Copy every entry exactly.

____

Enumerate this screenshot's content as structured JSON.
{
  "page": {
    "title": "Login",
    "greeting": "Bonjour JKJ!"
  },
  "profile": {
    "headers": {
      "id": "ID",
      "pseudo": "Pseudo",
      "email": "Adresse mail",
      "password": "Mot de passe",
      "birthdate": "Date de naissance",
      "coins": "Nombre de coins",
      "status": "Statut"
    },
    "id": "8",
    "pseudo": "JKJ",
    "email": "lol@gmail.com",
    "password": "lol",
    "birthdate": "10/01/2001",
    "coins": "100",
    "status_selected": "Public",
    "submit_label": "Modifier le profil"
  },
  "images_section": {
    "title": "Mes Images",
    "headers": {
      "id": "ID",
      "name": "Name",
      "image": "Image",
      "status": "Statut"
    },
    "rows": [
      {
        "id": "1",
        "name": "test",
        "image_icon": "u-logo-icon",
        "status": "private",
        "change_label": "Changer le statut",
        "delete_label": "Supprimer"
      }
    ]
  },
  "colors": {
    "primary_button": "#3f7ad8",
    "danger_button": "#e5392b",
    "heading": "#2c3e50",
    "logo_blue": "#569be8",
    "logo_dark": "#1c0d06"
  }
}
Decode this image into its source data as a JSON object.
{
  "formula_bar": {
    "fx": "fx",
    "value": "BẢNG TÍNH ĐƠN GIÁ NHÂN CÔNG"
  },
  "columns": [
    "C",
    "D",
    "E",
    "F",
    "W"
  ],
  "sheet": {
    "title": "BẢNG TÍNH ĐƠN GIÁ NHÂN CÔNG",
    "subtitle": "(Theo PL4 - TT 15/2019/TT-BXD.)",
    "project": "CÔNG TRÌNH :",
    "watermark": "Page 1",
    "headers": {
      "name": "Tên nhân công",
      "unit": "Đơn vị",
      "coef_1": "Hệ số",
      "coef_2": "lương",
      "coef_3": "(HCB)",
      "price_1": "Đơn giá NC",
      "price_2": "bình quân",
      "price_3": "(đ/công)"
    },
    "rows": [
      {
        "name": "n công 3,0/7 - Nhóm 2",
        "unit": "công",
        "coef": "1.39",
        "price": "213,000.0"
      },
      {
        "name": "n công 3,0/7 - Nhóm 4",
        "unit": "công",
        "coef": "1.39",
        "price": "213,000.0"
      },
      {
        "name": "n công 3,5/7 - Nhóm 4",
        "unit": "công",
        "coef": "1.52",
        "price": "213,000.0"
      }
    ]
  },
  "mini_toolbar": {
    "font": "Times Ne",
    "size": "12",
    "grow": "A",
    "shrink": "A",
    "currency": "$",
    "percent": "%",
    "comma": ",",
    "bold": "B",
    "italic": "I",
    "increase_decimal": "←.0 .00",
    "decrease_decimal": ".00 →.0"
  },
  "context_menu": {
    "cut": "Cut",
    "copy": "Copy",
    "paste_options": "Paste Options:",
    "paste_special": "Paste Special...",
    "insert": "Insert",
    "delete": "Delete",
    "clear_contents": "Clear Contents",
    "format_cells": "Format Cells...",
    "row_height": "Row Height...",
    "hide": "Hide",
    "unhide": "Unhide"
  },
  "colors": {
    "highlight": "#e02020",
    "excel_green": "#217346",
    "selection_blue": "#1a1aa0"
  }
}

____

_Response below_:
Enumerate this screenshot's content as structured JSON.
{
  "page": {
    "title": "Login",
    "greeting": "Bonjour JKJ!"
  },
  "profile": {
    "headers": {
      "id": "ID",
      "pseudo": "Pseudo",
      "email": "Adresse mail",
      "password": "Mot de passe",
      "birthdate": "Date de naissance",
      "coins": "Nombre de coins",
      "status": "Statut"
    },
    "id": "8",
    "pseudo": "JKJ",
    "email": "lol@gmail.com",
    "password": "lol",
    "birthdate": "10/01/2001",
    "coins": "100",
    "status_selected": "Public",
    "submit_label": "Modifier le profil"
  },
  "images_section": {
    "title": "Mes Images",
    "headers": {
      "id": "ID",
      "name": "Name",
      "image": "Image",
      "status": "Statut"
    },
    "rows": [
      {
        "id": "1",
        "name": "test",
        "image_icon": "u-logo-icon",
        "status": "private",
        "change_label": "Changer le statut",
        "delete_label": "Supprimer"
      }
    ]
  },
  "colors": {
    "primary_button": "#3f7ad8",
    "danger_button": "#e5392b",
    "heading": "#2c3e50",
    "logo_blue": "#569be8",
    "logo_dark": "#1c0d06"
  }
}
Decode this image into its source data as a JSON object.
{
  "formula_bar": {
    "fx": "fx",
    "value": "BẢNG TÍNH ĐƠN GIÁ NHÂN CÔNG"
  },
  "columns": [
    "C",
    "D",
    "E",
    "F",
    "W"
  ],
  "sheet": {
    "title": "BẢNG TÍNH ĐƠN GIÁ NHÂN CÔNG",
    "subtitle": "(Theo PL4 - TT 15/2019/TT-BXD.)",
    "project": "CÔNG TRÌNH :",
    "watermark": "Page 1",
    "headers": {
      "name": "Tên nhân công",
      "unit": "Đơn vị",
      "coef_1": "Hệ số",
      "coef_2": "lương",
      "coef_3": "(HCB)",
      "price_1": "Đơn giá NC",
      "price_2": "bình quân",
      "price_3": "(đ/công)"
    },
    "rows": [
      {
        "name": "n công 3,0/7 - Nhóm 2",
        "unit": "công",
        "coef": "1.39",
        "price": "213,000.0"
      },
      {
        "name": "n công 3,0/7 - Nhóm 4",
        "unit": "công",
        "coef": "1.39",
        "price": "213,000.0"
      },
      {
        "name": "n công 3,5/7 - Nhóm 4",
        "unit": "công",
        "coef": "1.52",
        "price": "213,000.0"
      }
    ]
  },
  "mini_toolbar": {
    "font": "Times Ne",
    "size": "12",
    "grow": "A",
    "shrink": "A",
    "currency": "$",
    "percent": "%",
    "comma": ",",
    "bold": "B",
    "italic": "I",
    "increase_decimal": "←.0 .00",
    "decrease_decimal": ".00 →.0"
  },
  "context_menu": {
    "cut": "Cut",
    "copy": "Copy",
    "paste_options": "Paste Options:",
    "paste_special": "Paste Special...",
    "insert": "Insert",
    "delete": "Delete",
    "clear_contents": "Clear Contents",
    "format_cells": "Format Cells...",
    "row_height": "Row Height...",
    "hide": "Hide",
    "unhide": "Unhide"
  },
  "colors": {
    "highlight": "#e02020",
    "excel_green": "#217346",
    "selection_blue": "#1a1aa0"
  }
}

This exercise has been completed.